Just to explain the scenario to my question: I have a turbo setup on an engine where boost is solely controlled by the waste gate spring, with no additional boost control.

I am trying to understand why max boost pressure increases in very cold temps and decreases in very hot temperatures when the boost is primarily controlled by air intake pressure. Not to say it's increasing or decreasing by dramatic amount; more like a 2-3 psig variance. But I would like to understand the basic physics of why that is happening, if possible.

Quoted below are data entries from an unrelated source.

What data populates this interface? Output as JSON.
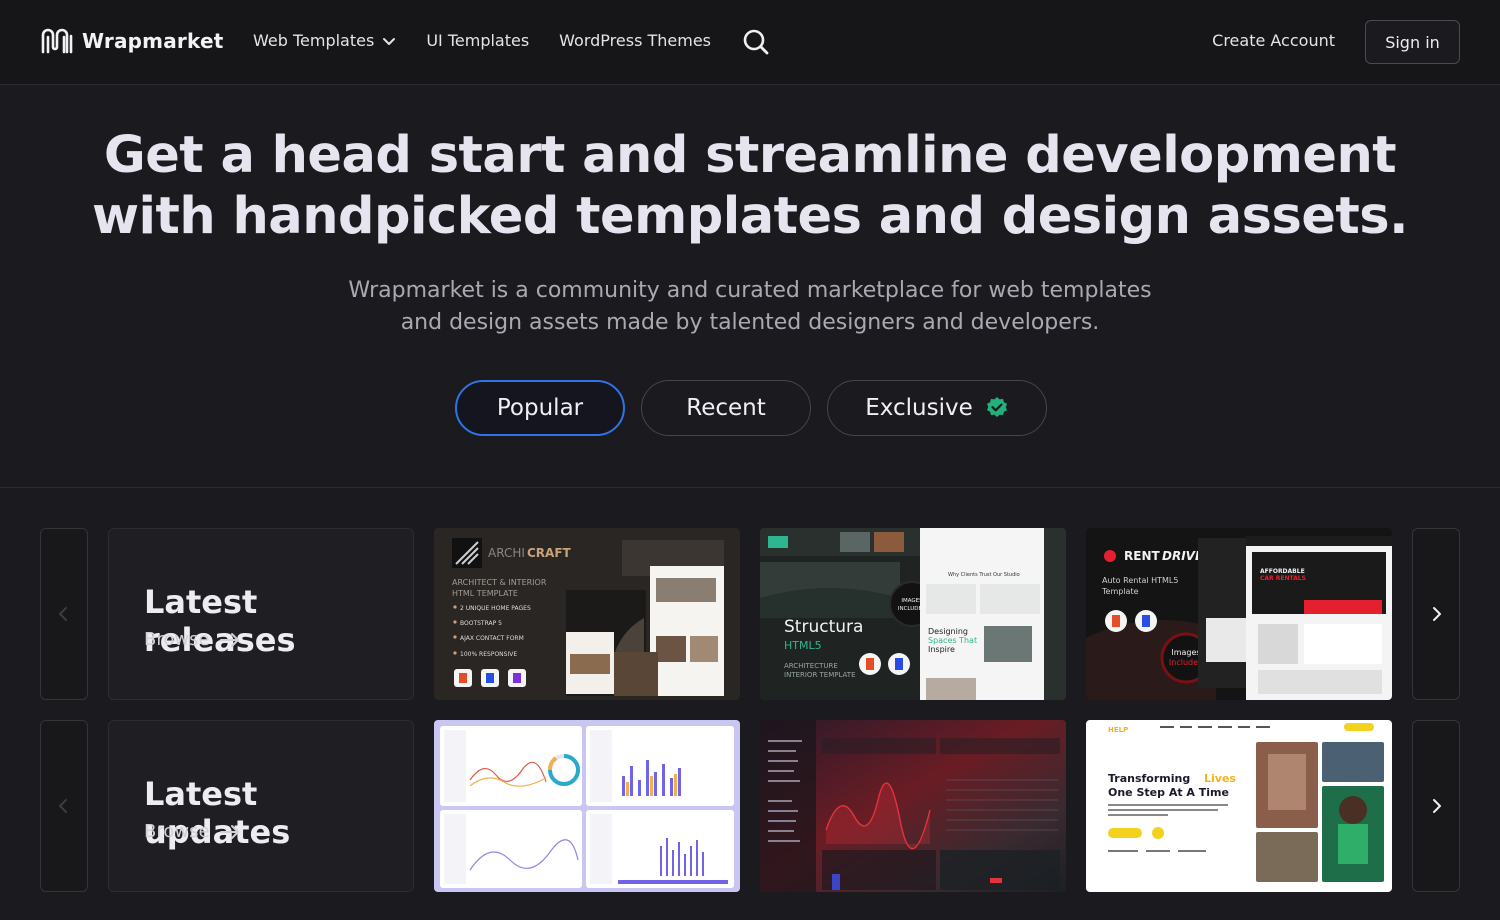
{
  "brand": {
    "name": "Wrapmarket"
  },
  "nav": {
    "items": [
      {
        "label": "Web Templates",
        "has_dropdown": true
      },
      {
        "label": "UI Templates"
      },
      {
        "label": "WordPress Themes"
      }
    ],
    "search_icon": "search-icon",
    "create_account": "Create Account",
    "sign_in": "Sign in"
  },
  "hero": {
    "title_line1": "Get a head start and streamline development",
    "title_line2": "with handpicked templates and design assets.",
    "subtitle_line1": "Wrapmarket is a community and curated marketplace for web templates",
    "subtitle_line2": "and design assets made by talented designers and developers.",
    "filters": [
      {
        "label": "Popular",
        "active": true
      },
      {
        "label": "Recent",
        "active": false
      },
      {
        "label": "Exclusive",
        "active": false,
        "icon": "verified-badge-icon"
      }
    ]
  },
  "rows": [
    {
      "title": "Latest releases",
      "browse": "Browse",
      "items": [
        {
          "brand": "ARCHI",
          "brand_accent": "CRAFT",
          "subtitle_line1": "ARCHITECT & INTERIOR",
          "subtitle_line2": "HTML TEMPLATE",
          "bullets": [
            "2 UNIQUE HOME PAGES",
            "BOOTSTRAP 5",
            "AJAX CONTACT FORM",
            "100% RESPONSIVE"
          ]
        },
        {
          "name": "Structura",
          "version": "HTML5",
          "desc_line1": "ARCHITECTURE",
          "desc_line2": "INTERIOR TEMPLATE",
          "badge_line1": "IMAGES",
          "badge_line2": "INCLUDED",
          "heading": "Why Clients Trust Our Studio",
          "card_line1": "Designing",
          "card_line2": "Spaces That",
          "card_line3": "Inspire"
        },
        {
          "brand": "RENT",
          "brand_accent": "DRIVE",
          "desc_line1": "Auto Rental HTML5",
          "desc_line2": "Template",
          "badge_line1": "Images",
          "badge_line2": "Included",
          "promo_line1": "AFFORDABLE",
          "promo_line2": "CAR RENTALS"
        }
      ]
    },
    {
      "title": "Latest updates",
      "browse": "Browse",
      "items": [
        {
          "kind": "admin-dashboard-light"
        },
        {
          "kind": "admin-dashboard-dark"
        },
        {
          "brand": "HELP",
          "hero_line1a": "Transforming ",
          "hero_line1b": "Lives",
          "hero_line2": "One Step At A Time"
        }
      ]
    }
  ],
  "colors": {
    "background": "#1b1b1f",
    "header": "#161618",
    "accent_blue": "#2f74e6",
    "verified_green": "#22b07d"
  }
}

The reason this confuses me is because it seems waste gate valve is effectively opening at a higher pressure threshold in cold weather, and opening at a lower pressure threshold in warmer weather. I'm guessing the exhaust pressure has a part to play here as to why/how this is happening but I'm not sure.

When it's cold you have more mass flow at a similar boost level and more exhaust energy/mass flow too.

As Michael said.

Also, because you're using the spring only, there's a small pressure gradient between the gate's initial opening and when it's fully open.

Thanks for responding. I'm probably over thinking it, or completely missing something, but let's consider that additional air mass flow from colder intake air is effectively used to compress the waste gate spring via intake system and increase exhaust energy. Wouldn't that additional air mass flowing through the intake and exhaust then provide more energy to compress the waste gate spring, fully opening the waste gate at an lower boost level rather than a higher boost level?

Assuming in the first instance the intake side pressure is exactly the same, the exhaust gas temperature will be almost the same (proportionally speaking) regardless of modest intake side changes, so you now have 5% more volume flow to get rid of, the feedback loop is higher EMP, more energy into turbo, slight increase in intake side pressure, more force on diaphragm, but, you still end up at a slight different equilibrium point in terms of gate position and engine mass flow. It's no different to throwing a higher flowing fuel pump into a system, the equilibrium point will shift slightly even though the FPR is a compensating device. The behaviour of these devices isn't quite as simple at the mathematical models we apply to them.

Thank you, this helped a lot to conceptualize it in a different way.